Silverlight 3 is officially released into production today!
Silverlight has come a long way in the short time since its V1 launch in September 2007 and V2 release in October 2008. Each version brought very significant enhancements to the platform. My earlier post on the Silverlight 3 Beta has details on new features, adoption statistics to date, and a small list of interesting Silverlight applications.
To summarize though, some significant changes in this release are:
Silverlight 3 offers a new set of features for building safe, secure, sandboxed companion experiences for the Web through a single coherent platform, that run on user desktops. Out-of-browser support allows Silverlight applications to run on Windows or Mac desktops and deliver online, offline, or intermittently connected access to applications and content—without having to rebuild applications on another platform. Silverlight application can be easily found on the desktop or start menu, and launched with a single click—eliminating the requirement for privileges to run. In addition, it can test if the network is connected, update itself with newer versions, and have access to isolated storage.
This works very similar to Adobe AIR, but Silverlight does not need a separate platform/runtime download in order to install applications and run them.
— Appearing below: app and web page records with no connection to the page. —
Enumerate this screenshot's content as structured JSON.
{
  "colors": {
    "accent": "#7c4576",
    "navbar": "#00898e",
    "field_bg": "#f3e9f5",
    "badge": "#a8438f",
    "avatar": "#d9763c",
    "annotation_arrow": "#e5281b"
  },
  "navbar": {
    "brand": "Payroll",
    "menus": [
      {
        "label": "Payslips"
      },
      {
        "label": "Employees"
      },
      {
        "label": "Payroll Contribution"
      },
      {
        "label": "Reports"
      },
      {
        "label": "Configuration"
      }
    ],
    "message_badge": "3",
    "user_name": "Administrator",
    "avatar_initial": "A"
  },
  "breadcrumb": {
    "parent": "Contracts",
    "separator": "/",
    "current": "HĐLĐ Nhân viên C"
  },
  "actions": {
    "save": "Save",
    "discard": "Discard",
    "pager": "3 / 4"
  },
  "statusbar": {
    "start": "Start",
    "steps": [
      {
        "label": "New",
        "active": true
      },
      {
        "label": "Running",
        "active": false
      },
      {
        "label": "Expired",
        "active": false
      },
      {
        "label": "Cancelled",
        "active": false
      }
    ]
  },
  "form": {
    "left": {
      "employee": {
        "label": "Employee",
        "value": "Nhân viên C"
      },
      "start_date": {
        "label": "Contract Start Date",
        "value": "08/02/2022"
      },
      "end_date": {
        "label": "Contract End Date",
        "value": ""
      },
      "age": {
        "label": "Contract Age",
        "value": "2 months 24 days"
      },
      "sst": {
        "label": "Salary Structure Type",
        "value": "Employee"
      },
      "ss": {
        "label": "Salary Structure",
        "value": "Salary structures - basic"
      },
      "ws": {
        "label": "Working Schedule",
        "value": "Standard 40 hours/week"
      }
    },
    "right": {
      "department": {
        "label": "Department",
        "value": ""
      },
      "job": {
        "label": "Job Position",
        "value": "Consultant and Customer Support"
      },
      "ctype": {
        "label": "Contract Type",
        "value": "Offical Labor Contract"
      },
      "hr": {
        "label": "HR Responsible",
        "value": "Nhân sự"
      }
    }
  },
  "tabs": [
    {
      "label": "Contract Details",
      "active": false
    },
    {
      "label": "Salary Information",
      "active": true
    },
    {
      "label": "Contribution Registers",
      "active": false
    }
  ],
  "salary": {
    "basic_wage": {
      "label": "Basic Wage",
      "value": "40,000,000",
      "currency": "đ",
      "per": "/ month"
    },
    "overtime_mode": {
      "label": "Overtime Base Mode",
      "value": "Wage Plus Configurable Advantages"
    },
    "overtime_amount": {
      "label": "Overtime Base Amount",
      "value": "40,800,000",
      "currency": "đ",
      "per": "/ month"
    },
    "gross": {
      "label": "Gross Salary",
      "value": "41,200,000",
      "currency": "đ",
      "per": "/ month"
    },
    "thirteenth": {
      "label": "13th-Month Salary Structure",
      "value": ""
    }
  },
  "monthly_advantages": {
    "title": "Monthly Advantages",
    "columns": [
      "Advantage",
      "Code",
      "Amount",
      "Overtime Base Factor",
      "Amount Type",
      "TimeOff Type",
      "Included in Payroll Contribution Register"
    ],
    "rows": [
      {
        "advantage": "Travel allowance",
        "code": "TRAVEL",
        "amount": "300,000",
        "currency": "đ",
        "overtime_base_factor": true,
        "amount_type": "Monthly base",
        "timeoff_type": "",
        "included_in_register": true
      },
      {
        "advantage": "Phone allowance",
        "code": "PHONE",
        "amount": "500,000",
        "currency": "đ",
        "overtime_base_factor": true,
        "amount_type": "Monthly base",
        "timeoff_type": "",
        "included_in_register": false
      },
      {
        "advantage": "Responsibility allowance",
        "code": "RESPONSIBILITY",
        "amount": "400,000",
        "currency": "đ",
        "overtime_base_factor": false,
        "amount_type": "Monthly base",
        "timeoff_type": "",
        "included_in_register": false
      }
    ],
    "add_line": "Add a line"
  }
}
If an application is enabled to run from the desktop, all a user has to do is right-mouse click on the application directly on the web page, which will have an option to “Install to Desktop”.
Smooth Streaming technology is the union of online player experiences delivered through Silverlight and the streaming capabilities provided through Windows Server + IIS, that enables adaptive streaming of media so users with high bandwidth connections can experience HD-quality streaming while others with lower bandwidth receive the appropriate stream for their connectivity.
This is the technology first used for the 2008 Beijing Olympics event by NBC to deliver live and on-demand programs over the Internet, then used at many other places such as Netflix, NCAA March Madness 2009 for CBS, the 2009 Presidential Inauguration, and most recently for the Michael Jackson’s memorial service.
What’s significant about Smooth Streaming is that to deliver long-form content, along with all types of advertising scenarios (pre/post-roll, interstitial, overlay, etc.), can be delivered from Microsoft’s Internet Information Server (IIS) over the ubiquitous HTTP protocol, without requiring use of traditional streaming servers. Short-form content can still leverage out-of-the-box progressive download feature as well. Furthermore, this means it is much simpler to scale out the back-end infrastructure to serve the content to any amount of online audience, as an operation can add IIS servers quickly, plus leveraging web caches from CDN’s to further improve the scale and reach of any content.
Prototyping with SketchFlow
SketchFlow, the dynamic prototyping feature in Expression Blend 3, demonstrates the flow, layout, and transitions of an application through interactive “sketches” to convey initial concepts. And concurrent workflows between design, user experience, and development ensure that the visuals, interaction model, and the underlying architecture of an application can be simultaneously evolved and delivered as a completed project.
SketchFlow ehances the speed and efficiency to prototype a vision for an application. Rapidly demonstrate and iterate on ideas, application flows, screen layout, and functionality of an application using a SketchFlow prototype.
Lastly, visit these resources for more information:
As well as a few of the projects my team and I worked on this year: